* Material provided *
####################

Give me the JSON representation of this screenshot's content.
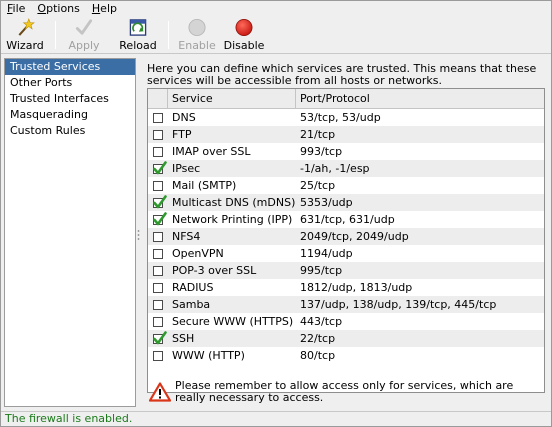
{
  "menubar": {
    "items": [
      {
        "label": "File",
        "mnemonic": "F",
        "rest": "ile"
      },
      {
        "label": "Options",
        "mnemonic": "O",
        "rest": "ptions"
      },
      {
        "label": "Help",
        "mnemonic": "H",
        "rest": "elp"
      }
    ]
  },
  "toolbar": {
    "wizard": "Wizard",
    "apply": "Apply",
    "reload": "Reload",
    "enable": "Enable",
    "disable": "Disable"
  },
  "sidebar": {
    "items": [
      {
        "label": "Trusted Services",
        "selected": true
      },
      {
        "label": "Other Ports",
        "selected": false
      },
      {
        "label": "Trusted Interfaces",
        "selected": false
      },
      {
        "label": "Masquerading",
        "selected": false
      },
      {
        "label": "Custom Rules",
        "selected": false
      }
    ]
  },
  "main": {
    "intro": "Here you can define which services are trusted. This means that these services will be accessible from all hosts or networks.",
    "columns": {
      "service": "Service",
      "port": "Port/Protocol"
    },
    "rows": [
      {
        "service": "DNS",
        "port": "53/tcp, 53/udp",
        "checked": false
      },
      {
        "service": "FTP",
        "port": "21/tcp",
        "checked": false
      },
      {
        "service": "IMAP over SSL",
        "port": "993/tcp",
        "checked": false
      },
      {
        "service": "IPsec",
        "port": "-1/ah, -1/esp",
        "checked": true
      },
      {
        "service": "Mail (SMTP)",
        "port": "25/tcp",
        "checked": false
      },
      {
        "service": "Multicast DNS (mDNS)",
        "port": "5353/udp",
        "checked": true
      },
      {
        "service": "Network Printing (IPP)",
        "port": "631/tcp, 631/udp",
        "checked": true
      },
      {
        "service": "NFS4",
        "port": "2049/tcp, 2049/udp",
        "checked": false
      },
      {
        "service": "OpenVPN",
        "port": "1194/udp",
        "checked": false
      },
      {
        "service": "POP-3 over SSL",
        "port": "995/tcp",
        "checked": false
      },
      {
        "service": "RADIUS",
        "port": "1812/udp, 1813/udp",
        "checked": false
      },
      {
        "service": "Samba",
        "port": "137/udp, 138/udp, 139/tcp, 445/tcp",
        "checked": false
      },
      {
        "service": "Secure WWW (HTTPS)",
        "port": "443/tcp",
        "checked": false
      },
      {
        "service": "SSH",
        "port": "22/tcp",
        "checked": true
      },
      {
        "service": "WWW (HTTP)",
        "port": "80/tcp",
        "checked": false
      }
    ],
    "warning": "Please remember to allow access only for services, which are really necessary to access."
  },
  "statusbar": {
    "text": "The firewall is enabled.",
    "color": "#1a7a1a"
  },
  "colors": {
    "selection": "#3a6ea5",
    "check": "#2e9a2e",
    "disable_red": "#d9211a"
  },
  "icons": {
    "wizard": "magic-wand-icon",
    "apply": "checkmark-icon",
    "reload": "reload-icon",
    "enable": "gray-circle-icon",
    "disable": "red-circle-icon",
    "warning": "warning-triangle-icon"
  }
}
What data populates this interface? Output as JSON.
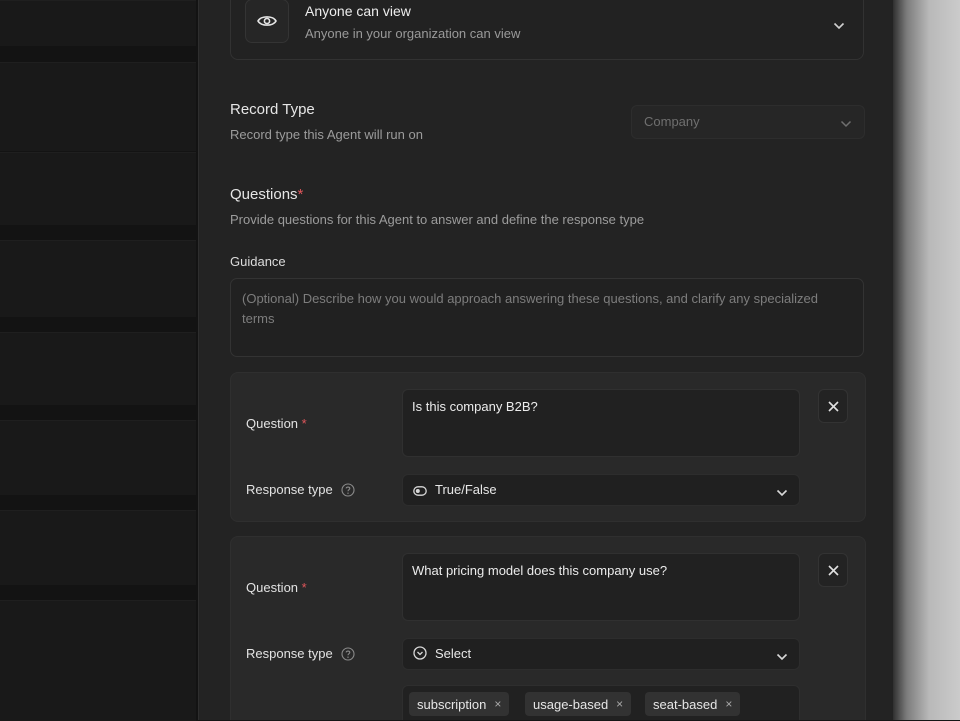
{
  "visibility": {
    "title": "Anyone can view",
    "subtitle": "Anyone in your organization can view"
  },
  "record_type": {
    "title": "Record Type",
    "subtitle": "Record type this Agent will run on",
    "selected": "Company"
  },
  "questions": {
    "title": "Questions",
    "required_marker": "*",
    "subtitle": "Provide questions for this Agent to answer and define the response type",
    "guidance_label": "Guidance",
    "guidance_placeholder": "(Optional) Describe how you would approach answering these questions, and clarify any specialized terms",
    "items": [
      {
        "question_label": "Question",
        "required_marker": "*",
        "question_text": "Is this company B2B?",
        "response_label": "Response type",
        "response_value": "True/False",
        "response_icon": "toggle-icon"
      },
      {
        "question_label": "Question",
        "required_marker": "*",
        "question_text": "What pricing model does this company use?",
        "response_label": "Response type",
        "response_value": "Select",
        "response_icon": "chevron-circle-icon",
        "options": [
          {
            "label": "subscription",
            "remove": "×"
          },
          {
            "label": "usage-based",
            "remove": "×"
          },
          {
            "label": "seat-based",
            "remove": "×"
          }
        ]
      }
    ]
  },
  "colors": {
    "panel_bg": "#232323",
    "card_bg": "#292929",
    "required_red": "#e0565b"
  }
}
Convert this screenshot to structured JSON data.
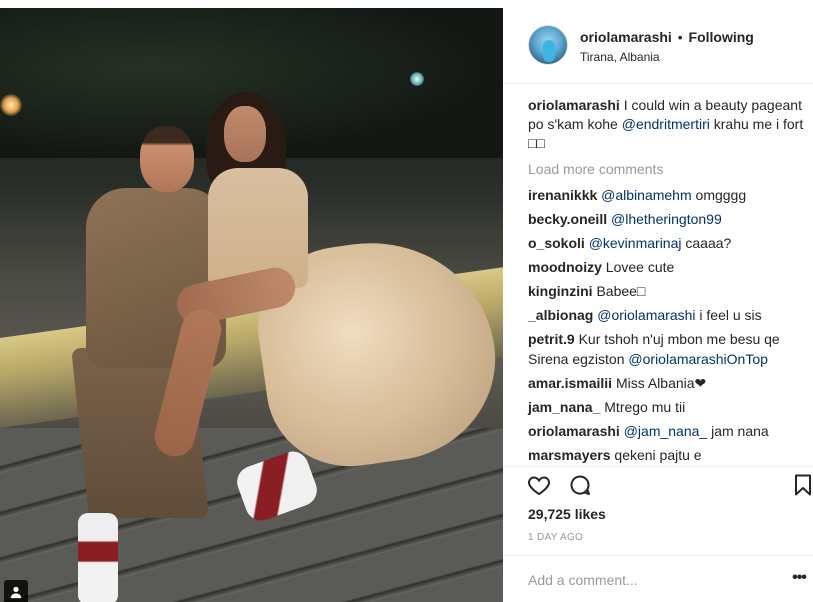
{
  "post": {
    "author": {
      "username": "oriolamarashi",
      "separator": "•",
      "follow_status": "Following",
      "location": "Tirana, Albania"
    },
    "caption": {
      "username": "oriolamarashi",
      "text": "I could win a beauty pageant po s'kam kohe",
      "mention": "@endritmertiri",
      "text2": "krahu me i fort □□"
    },
    "load_more": "Load more comments",
    "comments": [
      {
        "username": "irenanikkk",
        "mention": "@albinamehm",
        "text": "omgggg"
      },
      {
        "username": "becky.oneill",
        "mention": "@lhetherington99",
        "text": ""
      },
      {
        "username": "o_sokoli",
        "mention": "@kevinmarinaj",
        "text": "caaaa?"
      },
      {
        "username": "moodnoizy",
        "mention": "",
        "text": "Lovee cute"
      },
      {
        "username": "kinginzini",
        "mention": "",
        "text": "Babee□"
      },
      {
        "username": "_albionag",
        "mention": "@oriolamarashi",
        "text": "i feel u sis"
      },
      {
        "username": "petrit.9",
        "mention": "",
        "text": "Kur tshoh n'uj mbon me besu qe Sirena egziston",
        "mention2": "@oriolamarashiOnTop"
      },
      {
        "username": "amar.ismailii",
        "mention": "",
        "text": "Miss Albania❤"
      },
      {
        "username": "jam_nana_",
        "mention": "",
        "text": "Mtrego mu tii"
      },
      {
        "username": "oriolamarashi",
        "mention": "@jam_nana_",
        "text": "jam nana"
      },
      {
        "username": "marsmayers",
        "mention": "",
        "text": "qekeni pajtu e"
      }
    ],
    "likes": "29,725 likes",
    "time": "1 DAY AGO",
    "add_comment_placeholder": "Add a comment...",
    "more_label": "•••"
  },
  "icons": {
    "like": "heart-icon",
    "comment": "comment-bubble-icon",
    "save": "bookmark-icon",
    "tagged": "user-tag-icon",
    "more": "ellipsis-icon"
  },
  "colors": {
    "text": "#262626",
    "muted": "#999999",
    "mention": "#003569",
    "border": "#efefef"
  }
}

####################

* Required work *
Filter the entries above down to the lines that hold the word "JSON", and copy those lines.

* Exercise response *
Give me the JSON representation of this screenshot's content.
What data populates this interface? Output as JSON.
Convert this screenshot to structured JSON data.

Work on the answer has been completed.